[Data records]

★ ★ ★ ★ ★ ★ ★

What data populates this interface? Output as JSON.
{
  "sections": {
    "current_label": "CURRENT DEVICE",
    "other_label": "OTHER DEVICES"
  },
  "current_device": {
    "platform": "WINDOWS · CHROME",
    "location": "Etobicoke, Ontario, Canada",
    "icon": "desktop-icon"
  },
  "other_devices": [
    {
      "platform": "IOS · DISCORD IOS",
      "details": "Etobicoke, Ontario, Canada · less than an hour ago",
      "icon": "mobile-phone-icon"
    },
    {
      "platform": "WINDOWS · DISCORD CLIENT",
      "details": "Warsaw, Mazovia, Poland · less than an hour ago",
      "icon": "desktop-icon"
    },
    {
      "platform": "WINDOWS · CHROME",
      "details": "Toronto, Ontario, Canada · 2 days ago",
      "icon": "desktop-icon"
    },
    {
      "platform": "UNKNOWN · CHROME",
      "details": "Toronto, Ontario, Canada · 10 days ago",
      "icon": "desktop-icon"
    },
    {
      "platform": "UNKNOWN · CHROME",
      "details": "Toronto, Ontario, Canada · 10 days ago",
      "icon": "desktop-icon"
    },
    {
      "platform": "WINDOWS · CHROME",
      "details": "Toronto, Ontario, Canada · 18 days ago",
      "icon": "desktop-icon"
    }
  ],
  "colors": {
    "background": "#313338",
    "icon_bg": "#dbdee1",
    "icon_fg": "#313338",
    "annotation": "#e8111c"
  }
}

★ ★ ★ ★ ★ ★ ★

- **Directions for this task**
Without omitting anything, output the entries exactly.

- **Result of this task**
What data populates this interface? Output as JSON.
{
  "sections": {
    "current_label": "CURRENT DEVICE",
    "other_label": "OTHER DEVICES"
  },
  "current_device": {
    "platform": "WINDOWS · CHROME",
    "location": "Etobicoke, Ontario, Canada",
    "icon": "desktop-icon"
  },
  "other_devices": [
    {
      "platform": "IOS · DISCORD IOS",
      "details": "Etobicoke, Ontario, Canada · less than an hour ago",
      "icon": "mobile-phone-icon"
    },
    {
      "platform": "WINDOWS · DISCORD CLIENT",
      "details": "Warsaw, Mazovia, Poland · less than an hour ago",
      "icon": "desktop-icon"
    },
    {
      "platform": "WINDOWS · CHROME",
      "details": "Toronto, Ontario, Canada · 2 days ago",
      "icon": "desktop-icon"
    },
    {
      "platform": "UNKNOWN · CHROME",
      "details": "Toronto, Ontario, Canada · 10 days ago",
      "icon": "desktop-icon"
    },
    {
      "platform": "UNKNOWN · CHROME",
      "details": "Toronto, Ontario, Canada · 10 days ago",
      "icon": "desktop-icon"
    },
    {
      "platform": "WINDOWS · CHROME",
      "details": "Toronto, Ontario, Canada · 18 days ago",
      "icon": "desktop-icon"
    }
  ],
  "colors": {
    "background": "#313338",
    "icon_bg": "#dbdee1",
    "icon_fg": "#313338",
    "annotation": "#e8111c"
  }
}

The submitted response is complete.